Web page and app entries

• • • • •

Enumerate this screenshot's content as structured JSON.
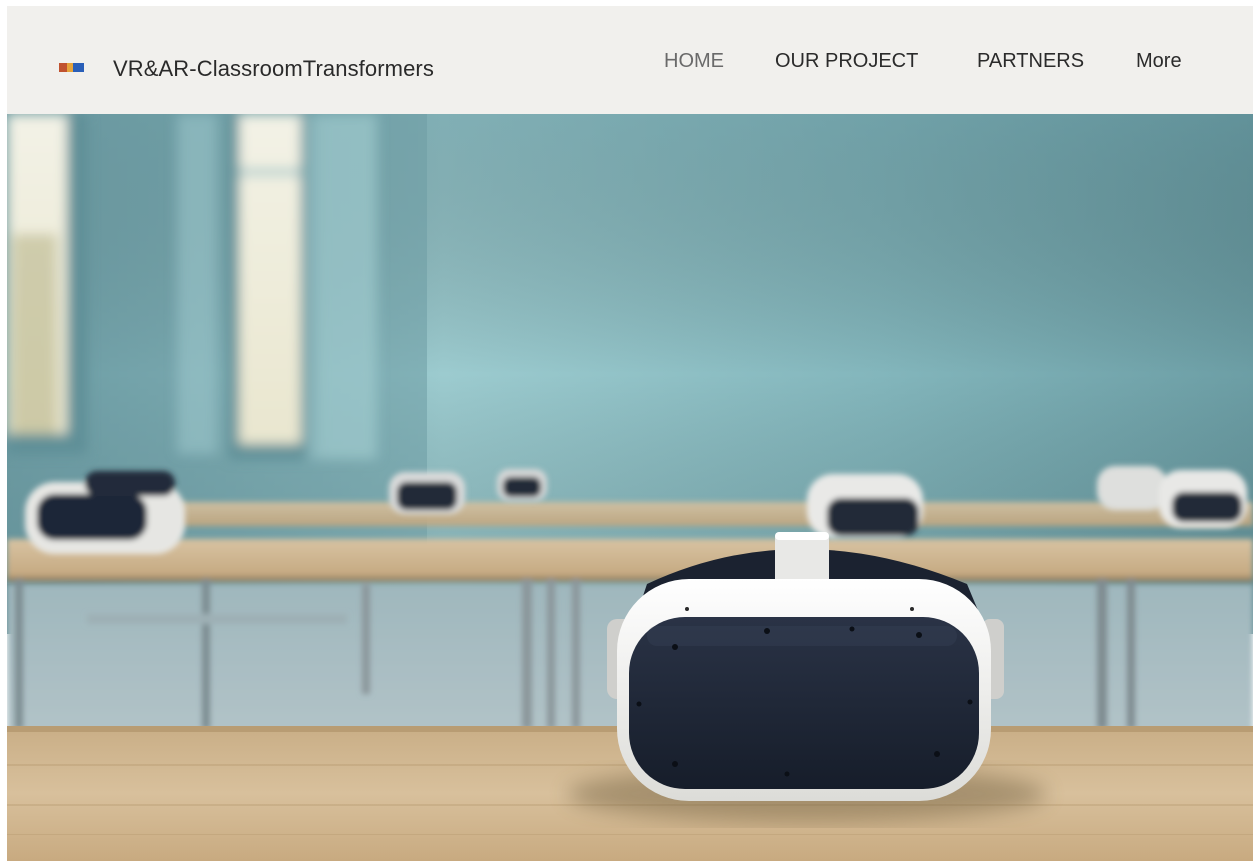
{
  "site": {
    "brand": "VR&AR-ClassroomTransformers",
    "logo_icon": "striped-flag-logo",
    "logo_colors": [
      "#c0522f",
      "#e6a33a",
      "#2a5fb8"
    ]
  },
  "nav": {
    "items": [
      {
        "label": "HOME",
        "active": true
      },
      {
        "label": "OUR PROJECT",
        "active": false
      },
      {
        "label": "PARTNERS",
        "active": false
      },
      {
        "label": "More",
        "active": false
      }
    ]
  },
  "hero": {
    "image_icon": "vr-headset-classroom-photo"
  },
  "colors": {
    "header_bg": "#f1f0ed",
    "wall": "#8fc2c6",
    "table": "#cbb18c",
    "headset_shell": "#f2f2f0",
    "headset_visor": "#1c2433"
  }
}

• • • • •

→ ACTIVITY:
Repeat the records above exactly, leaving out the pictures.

→ ANSWER TO THIS TASK:
Enumerate this screenshot's content as structured JSON.
{
  "site": {
    "brand": "VR&AR-ClassroomTransformers",
    "logo_icon": "striped-flag-logo",
    "logo_colors": [
      "#c0522f",
      "#e6a33a",
      "#2a5fb8"
    ]
  },
  "nav": {
    "items": [
      {
        "label": "HOME",
        "active": true
      },
      {
        "label": "OUR PROJECT",
        "active": false
      },
      {
        "label": "PARTNERS",
        "active": false
      },
      {
        "label": "More",
        "active": false
      }
    ]
  },
  "hero": {
    "image_icon": "vr-headset-classroom-photo"
  },
  "colors": {
    "header_bg": "#f1f0ed",
    "wall": "#8fc2c6",
    "table": "#cbb18c",
    "headset_shell": "#f2f2f0",
    "headset_visor": "#1c2433"
  }
}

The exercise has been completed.